of invasive and painful procedures, but came to a realisation she was dying.
Jerrems photographed and wrote about her physical decline. She photographed
doctors hovering, the scars on her stomach, and her mother, with whom she had a
difficult relationship, visiting. As the camera pauses on a shot of her mother,
an actress reads from Jerrems' journal: "She is one of the few people with the
ability to push me over the edge into tears or screaming."
Carol Jerrems died in Melbourne in February 1980, three weeks before her 31st birthday. Her work was bequeathed by her mother to the National Gallery of Australia. In 1990 a retrospective was staged, but until now Jerrems has remained unknown outside photographic and film circles.
Girl In A Mirror gives an insight into the counterculture of the 1970s - the music, the cars, the fashions, the social tensions, the sexual experimentation. Kathy Drayton, with help from the National Gallery of Australia, had access to hundreds of Jerrems' photos as well as shots from Rennie Ellis (who photographed Jerrems often), friend Robert Ashton and Henry Talbot. The journals Jerrems kept after 1975 are used to "narrate" the film.
Drayton, who has worked as an editor with SBS television as well as editing a variety of independent experimental films and short dramas, says her interest in Jerrems was piqued when she saw three of her photographs at a New South Wales Art Gallery exhibition. The "deceptively simple power and beauty" of the three photos haunted her, and she began to research Jerrems.
"There's an emotional intensity and intimacy with Carol's photographs," she says.
Who was Carol Jerrems? "There were a huge number of perspectives from people about Carol," says Drayton. "She went into roles with people, played games. She became whatever people wanted her to become."

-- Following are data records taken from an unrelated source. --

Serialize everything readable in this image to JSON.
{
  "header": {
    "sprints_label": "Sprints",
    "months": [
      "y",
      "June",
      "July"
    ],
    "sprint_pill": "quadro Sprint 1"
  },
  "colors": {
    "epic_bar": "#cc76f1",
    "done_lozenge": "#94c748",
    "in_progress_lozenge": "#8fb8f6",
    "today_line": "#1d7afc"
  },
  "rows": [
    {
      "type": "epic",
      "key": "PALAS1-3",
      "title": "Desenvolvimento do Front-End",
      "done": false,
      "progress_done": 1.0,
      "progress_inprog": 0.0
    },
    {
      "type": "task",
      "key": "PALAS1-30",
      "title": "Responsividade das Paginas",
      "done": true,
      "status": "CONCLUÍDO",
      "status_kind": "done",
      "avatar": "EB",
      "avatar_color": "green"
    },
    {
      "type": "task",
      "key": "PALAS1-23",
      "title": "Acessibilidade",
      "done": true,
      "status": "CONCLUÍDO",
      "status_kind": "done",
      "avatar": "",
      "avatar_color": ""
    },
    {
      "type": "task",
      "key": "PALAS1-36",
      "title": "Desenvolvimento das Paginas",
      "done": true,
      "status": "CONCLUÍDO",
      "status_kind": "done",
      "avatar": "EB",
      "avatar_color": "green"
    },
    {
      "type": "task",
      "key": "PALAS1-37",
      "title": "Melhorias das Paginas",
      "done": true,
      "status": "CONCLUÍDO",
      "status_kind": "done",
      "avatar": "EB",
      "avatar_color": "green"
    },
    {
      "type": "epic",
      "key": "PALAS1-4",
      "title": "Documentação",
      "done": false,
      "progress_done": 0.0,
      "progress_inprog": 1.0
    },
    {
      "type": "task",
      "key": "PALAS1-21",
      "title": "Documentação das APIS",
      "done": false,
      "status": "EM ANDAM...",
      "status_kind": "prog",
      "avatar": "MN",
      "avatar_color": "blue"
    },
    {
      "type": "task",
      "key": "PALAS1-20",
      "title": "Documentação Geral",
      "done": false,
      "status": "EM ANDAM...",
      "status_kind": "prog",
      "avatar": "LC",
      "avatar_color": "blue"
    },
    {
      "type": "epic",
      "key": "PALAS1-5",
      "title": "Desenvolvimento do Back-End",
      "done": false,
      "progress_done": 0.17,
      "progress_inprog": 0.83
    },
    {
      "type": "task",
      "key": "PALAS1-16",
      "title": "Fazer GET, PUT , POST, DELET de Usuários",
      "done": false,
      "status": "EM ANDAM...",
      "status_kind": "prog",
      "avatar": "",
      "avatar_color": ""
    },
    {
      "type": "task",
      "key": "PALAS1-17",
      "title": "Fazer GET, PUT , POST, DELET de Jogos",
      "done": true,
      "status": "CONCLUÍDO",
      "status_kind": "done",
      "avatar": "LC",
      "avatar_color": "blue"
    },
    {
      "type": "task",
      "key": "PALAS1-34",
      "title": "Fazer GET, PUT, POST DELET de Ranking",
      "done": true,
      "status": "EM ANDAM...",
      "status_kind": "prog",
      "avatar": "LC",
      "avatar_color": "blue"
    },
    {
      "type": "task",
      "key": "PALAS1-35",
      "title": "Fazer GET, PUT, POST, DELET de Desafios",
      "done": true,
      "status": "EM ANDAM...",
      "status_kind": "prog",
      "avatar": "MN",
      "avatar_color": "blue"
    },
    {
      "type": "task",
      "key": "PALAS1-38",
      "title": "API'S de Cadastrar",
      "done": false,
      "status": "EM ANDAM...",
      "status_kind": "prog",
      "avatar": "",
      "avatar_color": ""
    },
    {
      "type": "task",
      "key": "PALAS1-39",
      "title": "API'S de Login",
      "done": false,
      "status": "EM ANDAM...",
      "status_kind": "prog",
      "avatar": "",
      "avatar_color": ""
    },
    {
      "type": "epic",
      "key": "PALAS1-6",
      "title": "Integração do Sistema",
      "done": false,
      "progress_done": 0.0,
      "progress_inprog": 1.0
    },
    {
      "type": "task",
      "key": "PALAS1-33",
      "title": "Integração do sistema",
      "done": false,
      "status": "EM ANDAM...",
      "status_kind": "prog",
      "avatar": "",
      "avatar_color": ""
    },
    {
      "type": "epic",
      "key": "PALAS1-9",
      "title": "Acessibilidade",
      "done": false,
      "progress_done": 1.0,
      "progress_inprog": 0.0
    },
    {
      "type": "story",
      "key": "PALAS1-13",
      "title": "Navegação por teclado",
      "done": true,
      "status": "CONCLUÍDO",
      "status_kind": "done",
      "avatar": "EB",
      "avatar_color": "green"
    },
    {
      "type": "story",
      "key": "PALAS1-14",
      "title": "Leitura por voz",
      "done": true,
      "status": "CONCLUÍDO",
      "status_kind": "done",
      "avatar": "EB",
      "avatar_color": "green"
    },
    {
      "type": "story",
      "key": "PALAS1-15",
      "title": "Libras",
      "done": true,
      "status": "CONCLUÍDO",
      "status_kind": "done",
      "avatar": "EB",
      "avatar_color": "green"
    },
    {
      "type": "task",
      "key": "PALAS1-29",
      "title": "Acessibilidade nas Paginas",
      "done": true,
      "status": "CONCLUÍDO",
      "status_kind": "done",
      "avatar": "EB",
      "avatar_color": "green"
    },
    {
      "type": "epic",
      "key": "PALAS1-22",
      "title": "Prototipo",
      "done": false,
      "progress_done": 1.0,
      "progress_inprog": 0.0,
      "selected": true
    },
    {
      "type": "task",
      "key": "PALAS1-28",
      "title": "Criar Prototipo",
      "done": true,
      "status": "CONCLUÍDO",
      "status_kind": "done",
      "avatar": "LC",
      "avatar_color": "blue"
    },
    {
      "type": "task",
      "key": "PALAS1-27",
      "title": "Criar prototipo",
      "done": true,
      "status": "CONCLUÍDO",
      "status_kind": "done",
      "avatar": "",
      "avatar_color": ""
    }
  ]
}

Girl In A Mirror will screen at 3pm on Saturday, July 30, at Greater Union, corner Russell and Bourke Streets, as part of the Melbourne International Film Festival.
The Film has also appeared in other festivals including the Sydney and Wellington Film Festivals.
This is the short description of the film on the Melbourne International Film Festival Website:
Past Editions of the Jerrems Journal ©
Back to Jerrems Home